I first used JB Weld to fix a pot metal door lock assembly in my first Subaru Legacy. Somebody recommended it, and I reluctantly tried it. Much to my surprise, it worked. Since then, I have found countless uses for it over the years. The right side horn on the MG TD I recently restored is largely made out of JB weld. The horn is a cast assembly, and the throat of the horn was smashed, though the mechanical part of the horn still worked. Unfortunately, the throat of this horn is an una-vailable part, so I decided I would try to repair it with the epoxy. Using the horn on the other side as a pattern, I was able to rebuild the throat of the horn with the epoxy. I have glued bolts on to broken-off studs and been able to back the stud out. I have fixed my wife’s stainless steel pots and pans, using it to replace broken rivets, knobs and spot welds. It has held up to both the heat and the dishwasher. I have often used this epoxy in my model-making, using it as both a glue and to make my own cast model parts. I have recently been asking people if they are familiar with this product. A number of people have told me that they use it, and use it often. Surprisingly, a few people have told me they either never heard of it, or have heard of it but never used it before.
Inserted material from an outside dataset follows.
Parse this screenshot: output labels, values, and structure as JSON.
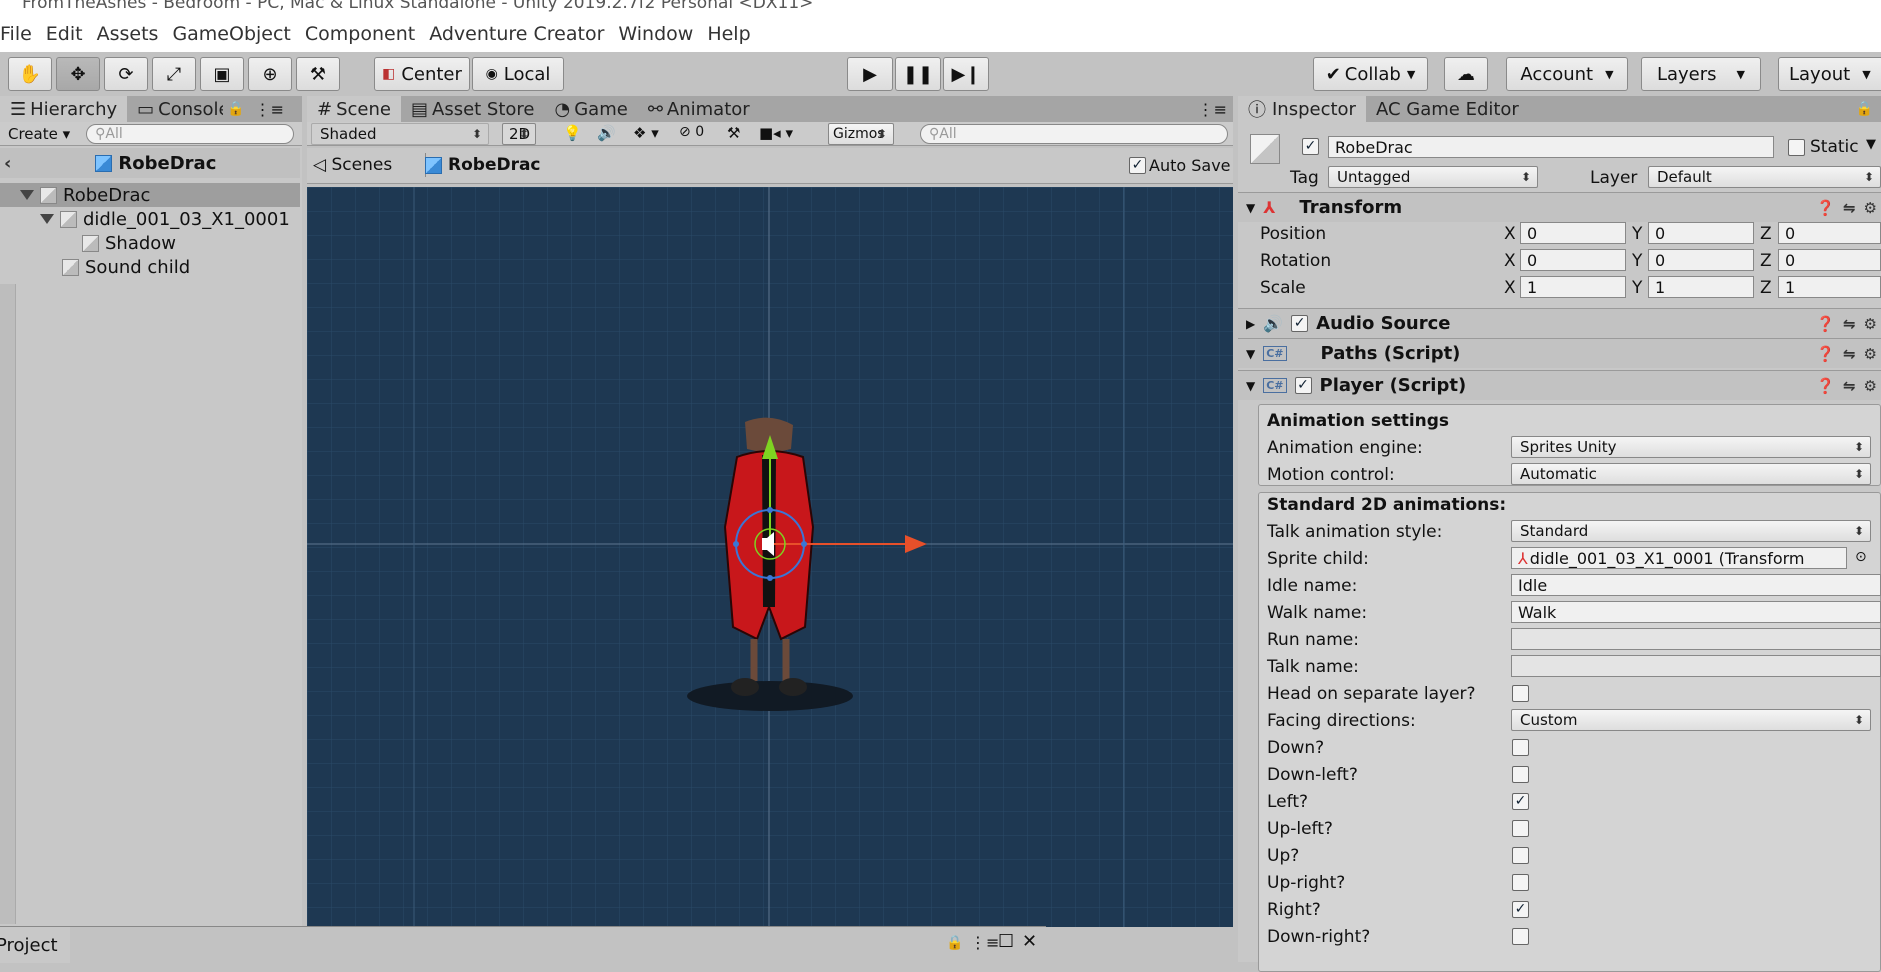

Here are some tips for new users:
- As with any type of adhesion, make sure the surface is clean and free of any grease or greasy residue. Clean the surface with soap and water and dry.
- Before applying the epoxy, rough up the surface with sand paper or a wire brush and clean with acetone or lacquer thinner. Make sure you mix exactly 50% resin to 50% hardener. The mixture has to be close to 50-50 or it will not fully cure.
- Allow the epoxy to cure before it is moved. I often use tape to hold the epoxy in place until it hardens. If this is not possible, use the JB Stick putty, as this will hold its shape until it cures.
Hopefully, if your tool box isn’t already well-stocked with JB Weld, it will be soon! It has served me very well over the years, and I’m certain you will find it as indispensable as I have, if you haven’t already enjoyed the benefits of this product.
(This column is a Q & A column with you asking me questions and after researching the answer I will reply. Any questions ‘automotive’ is fare game, I might not know the answer but hopefully I will find someone who does know.)
Please email all inquiries to: Dave
or snail mail
32 Turkey Hill Road
Richmond VT 05477